For any Yukoners longing for a taste of the good ol’ days minus the unpleasantries of things like, say, the bubonic plague or raw sewage being freely tossed out of windows, a new event being held at the end of the month is for you.
A medieval fair is being hosted at Whitehorse’s Grey Mountain Biathlon Range in conjunction with the Company of the White Wolf’s annual knight-combat tournament, and period costumes are encouraged.
The idea has been kicking around for a few years now, organizer Telek Rogan told the News.
“Well, the Company of the White Wolf has been holding a medieval fighting tournament every year for the last five years … and I was one of the people who was interested when it first kind of got (started) but I’m not really much of a fighter,” Rogan said.
The draw for her, instead, was the medieval reenactment and live-action role-playing side of things, an interest that she said could be traced back to her being a “pretty big bookworm” as a kid and reading books on medieval history, castles, trebuchets, weaponry and clothing.
While she didn’t stick around as a White Wolf fighter, she did serve as the food and beverage vendor at last year’s tournament, and, seeing the high turnout, decided there was room to grow.
“I offered to be the one to do (the fair), and here we are,” Rogan said.
Having a medieval fair surrounding the tournament is great news, Yukon Medieval Combat Group president and White Wolf member Land Pearson told the News.
“So, in my head, basically since we started the tournament, I’ve had a dream of someone picking up and putting something like this on around us,” he said, adding that Rogan had approached him with the idea of actually organizing the fair last winter.
Fairs add “flavour” to medieval combat tournaments, Pearson said, and offer both attendees and fighters an immersive experience that allows them to further suspend their disbelief and feel like they’re really stepping back in time.
“I don’t think we’ll have it this year but, like, you could have somebody there kind of banging away on an anvil doing a bit of blacksmithing or people doing some of the textiles work, that kind of thing,” he said. “… There’s a bit of a living history moment as well for the audience.”

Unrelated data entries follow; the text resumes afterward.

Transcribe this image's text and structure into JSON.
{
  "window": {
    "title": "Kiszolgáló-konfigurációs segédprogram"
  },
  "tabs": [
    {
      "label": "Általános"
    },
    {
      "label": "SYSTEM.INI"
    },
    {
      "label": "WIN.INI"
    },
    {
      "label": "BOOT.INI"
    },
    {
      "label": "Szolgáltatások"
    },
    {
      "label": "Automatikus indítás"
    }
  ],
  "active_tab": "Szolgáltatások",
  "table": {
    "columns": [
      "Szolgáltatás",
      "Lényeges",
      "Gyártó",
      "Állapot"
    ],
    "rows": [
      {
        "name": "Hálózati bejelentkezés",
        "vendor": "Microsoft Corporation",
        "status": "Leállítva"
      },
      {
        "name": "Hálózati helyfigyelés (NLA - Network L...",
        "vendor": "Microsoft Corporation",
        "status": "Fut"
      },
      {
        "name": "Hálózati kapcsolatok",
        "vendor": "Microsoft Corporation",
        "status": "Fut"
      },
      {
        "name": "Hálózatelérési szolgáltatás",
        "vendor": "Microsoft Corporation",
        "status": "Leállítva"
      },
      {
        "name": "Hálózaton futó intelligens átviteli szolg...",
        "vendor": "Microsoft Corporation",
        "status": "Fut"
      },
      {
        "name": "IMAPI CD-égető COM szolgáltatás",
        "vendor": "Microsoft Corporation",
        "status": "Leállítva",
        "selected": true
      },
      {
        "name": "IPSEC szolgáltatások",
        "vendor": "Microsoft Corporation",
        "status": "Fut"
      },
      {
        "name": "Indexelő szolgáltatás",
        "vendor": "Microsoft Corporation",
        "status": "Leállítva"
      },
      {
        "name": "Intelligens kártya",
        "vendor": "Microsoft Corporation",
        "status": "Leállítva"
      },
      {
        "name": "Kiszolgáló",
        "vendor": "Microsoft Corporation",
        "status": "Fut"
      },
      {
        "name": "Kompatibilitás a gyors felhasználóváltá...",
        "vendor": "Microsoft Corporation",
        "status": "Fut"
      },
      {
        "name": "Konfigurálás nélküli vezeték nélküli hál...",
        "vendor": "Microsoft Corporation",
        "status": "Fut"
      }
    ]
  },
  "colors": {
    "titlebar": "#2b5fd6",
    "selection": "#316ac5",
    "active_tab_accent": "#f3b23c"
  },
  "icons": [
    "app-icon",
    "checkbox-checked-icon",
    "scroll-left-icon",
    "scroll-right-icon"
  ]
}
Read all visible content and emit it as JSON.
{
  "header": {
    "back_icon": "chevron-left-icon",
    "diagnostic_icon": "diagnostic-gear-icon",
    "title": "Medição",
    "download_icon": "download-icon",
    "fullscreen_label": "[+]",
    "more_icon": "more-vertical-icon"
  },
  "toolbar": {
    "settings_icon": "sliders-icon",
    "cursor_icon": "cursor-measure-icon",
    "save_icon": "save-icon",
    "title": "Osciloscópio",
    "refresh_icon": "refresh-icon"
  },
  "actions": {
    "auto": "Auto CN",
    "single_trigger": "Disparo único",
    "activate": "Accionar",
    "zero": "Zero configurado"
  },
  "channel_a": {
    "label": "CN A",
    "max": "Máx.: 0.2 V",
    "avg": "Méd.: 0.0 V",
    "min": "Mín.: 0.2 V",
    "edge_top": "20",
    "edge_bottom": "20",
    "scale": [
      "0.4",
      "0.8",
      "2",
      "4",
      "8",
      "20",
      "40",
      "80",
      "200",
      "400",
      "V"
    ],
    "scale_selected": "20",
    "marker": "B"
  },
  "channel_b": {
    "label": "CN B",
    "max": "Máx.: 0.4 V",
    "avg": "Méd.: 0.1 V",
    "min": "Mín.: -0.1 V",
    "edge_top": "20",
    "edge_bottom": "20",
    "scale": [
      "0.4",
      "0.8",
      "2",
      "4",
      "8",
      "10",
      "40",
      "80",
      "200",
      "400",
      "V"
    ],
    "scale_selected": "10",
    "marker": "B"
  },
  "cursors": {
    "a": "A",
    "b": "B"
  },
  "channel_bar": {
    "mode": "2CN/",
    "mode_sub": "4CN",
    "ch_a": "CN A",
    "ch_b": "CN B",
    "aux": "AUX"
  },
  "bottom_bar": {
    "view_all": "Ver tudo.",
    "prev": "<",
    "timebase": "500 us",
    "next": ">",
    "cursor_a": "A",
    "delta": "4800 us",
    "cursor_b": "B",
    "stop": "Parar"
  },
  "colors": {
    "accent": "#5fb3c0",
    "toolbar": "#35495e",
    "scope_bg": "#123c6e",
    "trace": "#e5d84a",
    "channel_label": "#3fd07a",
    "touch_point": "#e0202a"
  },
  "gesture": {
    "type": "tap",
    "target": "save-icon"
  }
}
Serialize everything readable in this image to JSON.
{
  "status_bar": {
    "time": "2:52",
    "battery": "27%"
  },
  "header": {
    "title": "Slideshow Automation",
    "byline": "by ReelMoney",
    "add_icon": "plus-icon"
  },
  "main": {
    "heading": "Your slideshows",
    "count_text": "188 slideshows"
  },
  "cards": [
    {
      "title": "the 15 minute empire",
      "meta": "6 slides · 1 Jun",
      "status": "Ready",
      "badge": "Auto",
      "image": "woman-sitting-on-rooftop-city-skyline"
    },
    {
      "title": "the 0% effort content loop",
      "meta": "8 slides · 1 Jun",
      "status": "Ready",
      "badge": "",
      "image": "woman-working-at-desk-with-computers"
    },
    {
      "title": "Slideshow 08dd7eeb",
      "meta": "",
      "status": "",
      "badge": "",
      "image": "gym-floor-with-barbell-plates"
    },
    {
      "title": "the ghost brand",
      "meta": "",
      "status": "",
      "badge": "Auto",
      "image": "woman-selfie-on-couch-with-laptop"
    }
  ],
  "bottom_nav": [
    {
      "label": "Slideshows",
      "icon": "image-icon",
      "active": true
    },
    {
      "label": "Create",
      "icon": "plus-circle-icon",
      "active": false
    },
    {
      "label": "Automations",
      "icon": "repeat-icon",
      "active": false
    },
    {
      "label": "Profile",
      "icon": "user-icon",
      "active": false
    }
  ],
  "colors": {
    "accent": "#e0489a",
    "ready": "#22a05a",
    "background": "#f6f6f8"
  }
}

“It doesn’t hurt that right now, one of the largest TV shows has been, you know, a medieval fantasy, with Game of Thrones going on,” he added. “But I feel that a lot of people often like to look back on that time and think about chivalry and knights and lords and ladies. There’s sort of a romantic ideal to it that maybe we don’t have to today and maybe people kind of like that idea.”
While Rogan is still securing vendors and sponsors for the event (there will be no table fees for vendors, although there is an expectation that they will dress up in medieval-inspired attire), attendees can expect booths selling hand-crafted goods, a food truck and beer garden, children’s pony rides and a small collection of carnival games, including ring-toss and archery.
Entry to the fair and tournament will be free, but attendees will have to buy tickets to play the games and for pony rides. The proceeds from those sales will be going to the Yukon Imagination Library, a non-profit that sends free books once a month to Yukon children from, according to the organization’s website, “birth to age five.”
Although she’s excited, Rogan, who already has three outfits picked out for the weekend, said she’s also trying to keep her expectations low for two reasons — she’s never planned an event before, and she’s basically doing everything on her own.
“Everything is being made by hand — everything that’s going to be there, the carnival games, the decorations, banners,” she said.
“One of the things that we promised our sponsors is that they would have like a medieval-ized sponsor banner that will be hanging for the weekend. I’m going to have to hand-paint those myself, and because I have very few sponsors and a very tight budget, I’m basically doing everything by thrifting and resourcing. Like, everything’s coming from scrap lumber, paint I’m finding at the free store.”
She’s also never been to a medieval fair before.
“I know about them because it is definitely something I am interested in, but I don’t travel quite a lot out of the Yukon, and so this is going to be a first-time for me as well,” Rogan said.
She’s optimistic though, especially after her call-out for vendors and volunteers on Facebook drew dozens of excited replies.
“I’m hoping that at least curiosity is going to bring out some of the crowd, and you know, I was very, very happy to see like the amount of positive feedback I was getting,” she said.
“(People were) tagging each other and saying, ‘Oh yes, we’re definitely going to have to hit it up!’ It’s very exciting.”
The fair is scheduled to take place June 29 and 30, with exact times to be determined after the tournament schedule is set.
Contact Jackie Hong at firstname.lastname@example.org